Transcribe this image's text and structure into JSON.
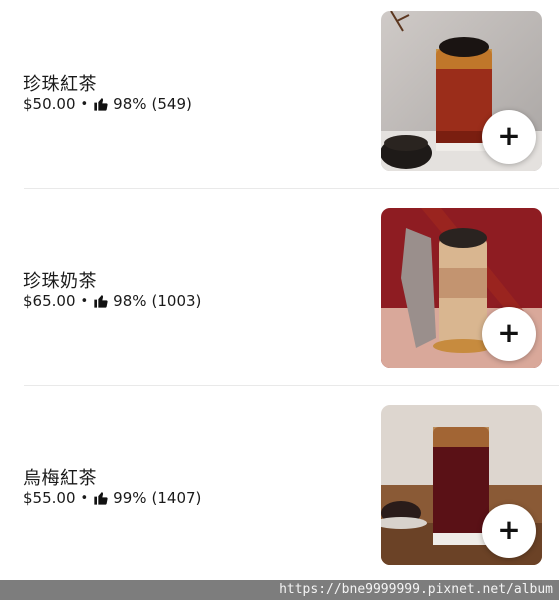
{
  "menu": {
    "items": [
      {
        "name": "珍珠紅茶",
        "price": "$50.00",
        "rating": "98%",
        "count": "(549)",
        "photo_icon": "bubble-tea-photo"
      },
      {
        "name": "珍珠奶茶",
        "price": "$65.00",
        "rating": "98%",
        "count": "(1003)",
        "photo_icon": "milk-tea-photo"
      },
      {
        "name": "烏梅紅茶",
        "price": "$55.00",
        "rating": "99%",
        "count": "(1407)",
        "photo_icon": "plum-tea-photo"
      }
    ],
    "separator": "•",
    "add_label": "+"
  },
  "watermark": {
    "text": "https://bne9999999.pixnet.net/album"
  }
}
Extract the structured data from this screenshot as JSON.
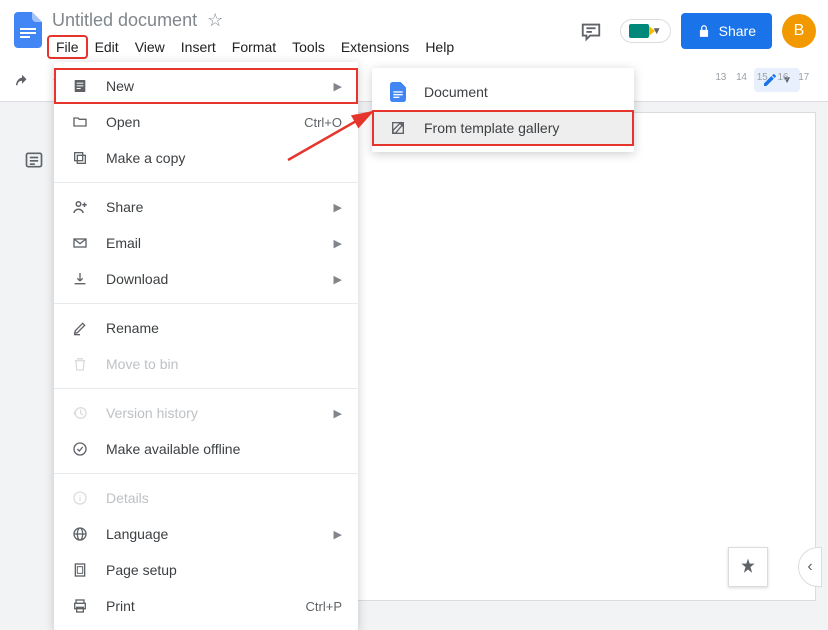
{
  "header": {
    "doc_title": "Untitled document",
    "share_label": "Share",
    "avatar_initial": "B"
  },
  "menubar": {
    "items": [
      "File",
      "Edit",
      "View",
      "Insert",
      "Format",
      "Tools",
      "Extensions",
      "Help"
    ]
  },
  "ruler": [
    "13",
    "14",
    "15",
    "16",
    "17"
  ],
  "file_menu": {
    "new": "New",
    "open": "Open",
    "open_shortcut": "Ctrl+O",
    "make_copy": "Make a copy",
    "share": "Share",
    "email": "Email",
    "download": "Download",
    "rename": "Rename",
    "move_to_bin": "Move to bin",
    "version_history": "Version history",
    "make_available_offline": "Make available offline",
    "details": "Details",
    "language": "Language",
    "page_setup": "Page setup",
    "print": "Print",
    "print_shortcut": "Ctrl+P"
  },
  "new_submenu": {
    "document": "Document",
    "from_template": "From template gallery"
  }
}
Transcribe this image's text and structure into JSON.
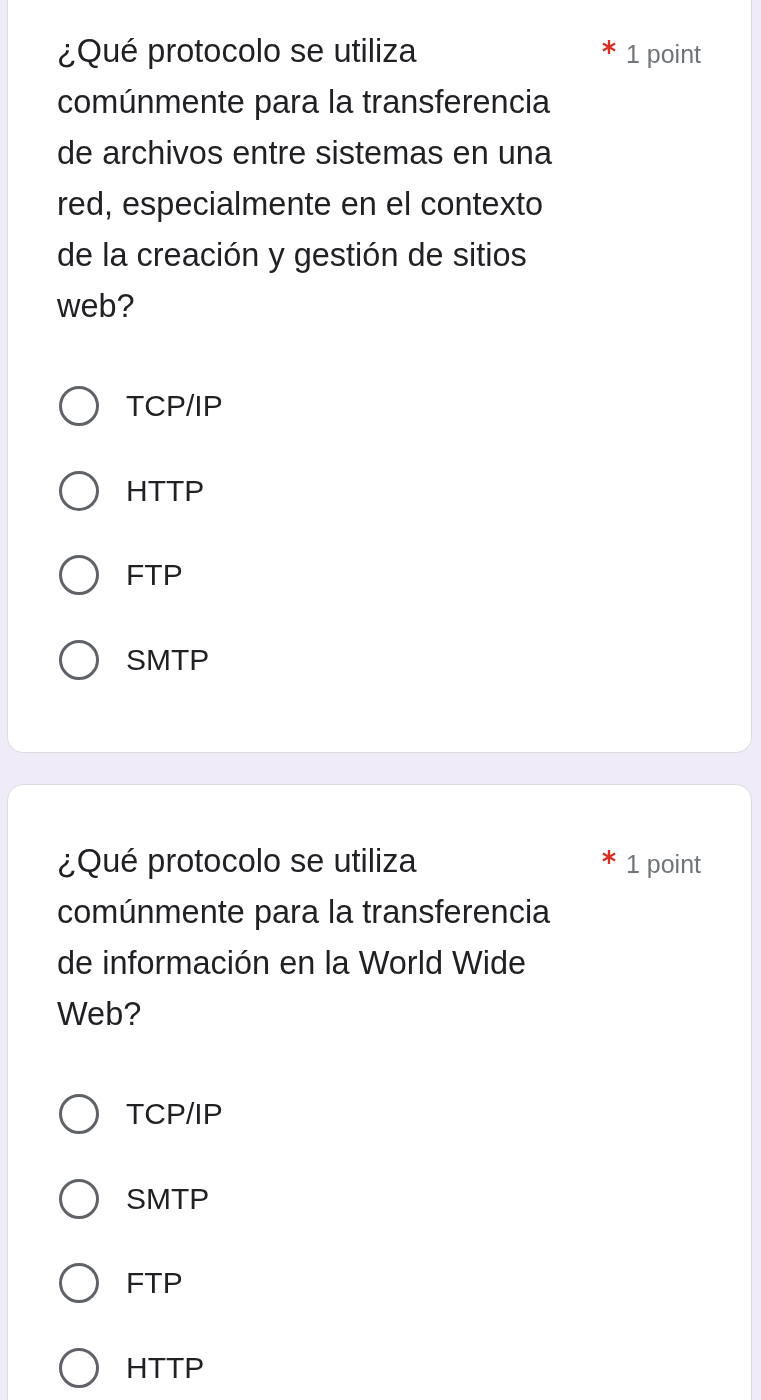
{
  "questions": [
    {
      "title": "¿Qué protocolo se utiliza comúnmente para la transferencia de archivos entre sistemas en una red, especialmente en el contexto de la creación y gestión de sitios web?",
      "required": true,
      "points": "1 point",
      "options": [
        {
          "label": "TCP/IP",
          "selected": false
        },
        {
          "label": "HTTP",
          "selected": false
        },
        {
          "label": "FTP",
          "selected": false
        },
        {
          "label": "SMTP",
          "selected": false
        }
      ]
    },
    {
      "title": "¿Qué protocolo se utiliza comúnmente para la transferencia de información en la World Wide Web?",
      "required": true,
      "points": "1 point",
      "options": [
        {
          "label": "TCP/IP",
          "selected": false
        },
        {
          "label": "SMTP",
          "selected": false
        },
        {
          "label": "FTP",
          "selected": false
        },
        {
          "label": "HTTP",
          "selected": false
        }
      ]
    }
  ]
}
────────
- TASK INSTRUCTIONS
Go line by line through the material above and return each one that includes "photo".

- RESULT OF THE EXERCISE
        "photo_icon": "bubble-tea-photo"
        "photo_icon": "milk-tea-photo"
        "photo_icon": "plum-tea-photo"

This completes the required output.